and shielded

the sand cherry’s branches.

Now the dead wood

splinters when I pull,

and the leaves have bronzed

early. What should be neon-

red this sunset’s

glimmerless, a girl

too long neglected.

On the south slope

January comes—

Lake Erie finds its way

and waits.

 

I read it’s part rose,

part shade, where my father

used to sit and study

the broadening pin-oak.

The final spring he lived

it shone hot pink,

the blood of the lawn

he watched grow

nights like this,

nights in a chair with coffee,

the hedge a memory,

the trellis empty

of the purples we knew as kids.

 

Today I drew away

as much of the dead as I could.

My wrists grew furious

cutting, aligning, motioning

to corners of the yard

unseen in decades.

I stood back,

then I moved forward

as my father might’ve,

at peace with what remained.

 

cb-picCarl Boon lives in Izmir, Turkey, where he teaches courses in American culture and literature at 9 Eylül University. His poems appear in dozens of magazines, most recently Burnt Pine, Two Peach, Lunch Ticket, and Poetry Quarterly. He is also a 2016 Pushcart Prize nominee.

Losing interest in the sound of petrichor – Kate Garrett

 

and the scent of the thunder;

you’ll tell me it’s ozone broken by forked

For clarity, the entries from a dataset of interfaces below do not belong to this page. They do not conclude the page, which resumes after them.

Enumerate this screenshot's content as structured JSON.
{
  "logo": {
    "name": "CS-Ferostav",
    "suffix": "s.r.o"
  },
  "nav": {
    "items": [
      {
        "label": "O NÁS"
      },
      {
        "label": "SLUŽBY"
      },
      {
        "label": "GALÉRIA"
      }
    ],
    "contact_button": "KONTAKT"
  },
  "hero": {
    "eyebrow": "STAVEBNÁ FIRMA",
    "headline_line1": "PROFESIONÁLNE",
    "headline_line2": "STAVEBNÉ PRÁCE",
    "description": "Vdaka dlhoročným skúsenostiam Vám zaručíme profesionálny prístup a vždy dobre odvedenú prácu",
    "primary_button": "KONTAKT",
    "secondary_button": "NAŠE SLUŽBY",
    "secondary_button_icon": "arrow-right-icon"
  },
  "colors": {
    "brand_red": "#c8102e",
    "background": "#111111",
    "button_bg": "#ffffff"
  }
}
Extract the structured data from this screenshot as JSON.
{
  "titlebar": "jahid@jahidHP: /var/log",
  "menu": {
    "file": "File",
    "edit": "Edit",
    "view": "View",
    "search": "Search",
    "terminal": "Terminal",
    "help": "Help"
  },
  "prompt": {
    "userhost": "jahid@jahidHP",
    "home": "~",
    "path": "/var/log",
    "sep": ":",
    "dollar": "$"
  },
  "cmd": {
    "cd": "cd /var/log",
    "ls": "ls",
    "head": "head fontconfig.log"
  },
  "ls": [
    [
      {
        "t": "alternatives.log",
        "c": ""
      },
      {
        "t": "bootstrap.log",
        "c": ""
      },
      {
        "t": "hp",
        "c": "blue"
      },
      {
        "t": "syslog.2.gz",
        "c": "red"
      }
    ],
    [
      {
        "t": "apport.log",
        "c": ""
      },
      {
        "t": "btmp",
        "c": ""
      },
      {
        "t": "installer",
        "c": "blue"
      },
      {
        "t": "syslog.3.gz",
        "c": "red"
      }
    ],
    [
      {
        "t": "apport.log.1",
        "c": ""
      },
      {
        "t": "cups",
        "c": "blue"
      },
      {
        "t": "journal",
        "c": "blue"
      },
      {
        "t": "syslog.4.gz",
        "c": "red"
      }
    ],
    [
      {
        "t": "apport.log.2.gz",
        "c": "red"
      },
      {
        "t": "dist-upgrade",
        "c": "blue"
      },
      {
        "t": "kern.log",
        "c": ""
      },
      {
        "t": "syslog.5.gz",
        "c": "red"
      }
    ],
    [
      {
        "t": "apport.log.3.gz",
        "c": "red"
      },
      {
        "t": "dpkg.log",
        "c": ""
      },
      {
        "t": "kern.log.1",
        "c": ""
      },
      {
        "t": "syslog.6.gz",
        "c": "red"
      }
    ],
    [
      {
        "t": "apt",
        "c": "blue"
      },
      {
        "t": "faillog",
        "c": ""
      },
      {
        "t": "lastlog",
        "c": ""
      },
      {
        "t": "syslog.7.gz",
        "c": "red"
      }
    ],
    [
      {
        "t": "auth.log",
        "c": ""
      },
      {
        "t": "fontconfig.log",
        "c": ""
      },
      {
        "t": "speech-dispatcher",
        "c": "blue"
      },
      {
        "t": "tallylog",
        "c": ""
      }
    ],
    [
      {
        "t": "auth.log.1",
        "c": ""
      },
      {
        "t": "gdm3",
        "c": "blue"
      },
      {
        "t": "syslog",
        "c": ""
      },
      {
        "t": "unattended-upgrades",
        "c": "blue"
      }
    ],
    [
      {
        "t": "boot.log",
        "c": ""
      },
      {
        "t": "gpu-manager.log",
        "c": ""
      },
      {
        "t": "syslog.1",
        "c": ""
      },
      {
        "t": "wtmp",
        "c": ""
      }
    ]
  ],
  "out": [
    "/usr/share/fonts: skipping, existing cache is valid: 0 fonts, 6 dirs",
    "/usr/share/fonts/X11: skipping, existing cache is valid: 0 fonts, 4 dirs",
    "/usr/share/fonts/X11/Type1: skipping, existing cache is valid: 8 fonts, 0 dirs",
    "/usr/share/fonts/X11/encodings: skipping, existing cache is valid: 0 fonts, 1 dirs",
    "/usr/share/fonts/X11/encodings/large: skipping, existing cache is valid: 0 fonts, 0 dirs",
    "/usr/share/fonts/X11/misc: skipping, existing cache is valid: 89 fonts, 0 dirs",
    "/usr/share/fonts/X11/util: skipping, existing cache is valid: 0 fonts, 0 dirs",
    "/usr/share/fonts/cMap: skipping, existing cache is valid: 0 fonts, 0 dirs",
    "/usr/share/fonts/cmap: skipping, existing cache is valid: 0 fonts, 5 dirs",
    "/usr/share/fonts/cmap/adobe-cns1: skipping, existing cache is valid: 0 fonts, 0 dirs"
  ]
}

lightning, but thunder has a smell

of its own:

heavy and green, pregnant with wildflowers.

 

The clouds pressed through our roof,

drowning a protestant sun; it was one

of those evenings I wished for a bee sting

one of those evenings when heat rises

and I am overly alive, when I’m breathing

in too much summer to stem the panic.

 

And the weight of your body

on mine did nothing

and the restless sweat escaping

my pores did not cool me down—

 

but when night fell, the owls sheltered

from the hot rain in graveyard trees

and I wandered beneath their calls

to calm the tremors.

 

kate-newKate Garrett is a writer, mother, editor, wife, history buff, and amateur folklorist. Her work is published here and there online and in print, and has been nominated for a Pushcart Prize. Her most recent books are The Density of Salt (Indigo Dreams Publishing, 2016) – which was longlisted for best pamphlet in the 2016 Saboteur Awards – and Deadly, Delicate (Picaroon Poetry, 2016). Her next pamphlet, You’ve never seen a doomsday like it, will be published in 2017 by Indigo Dreams. Kate lives in Sheffield with her husband, four children, and a cat named Mimi.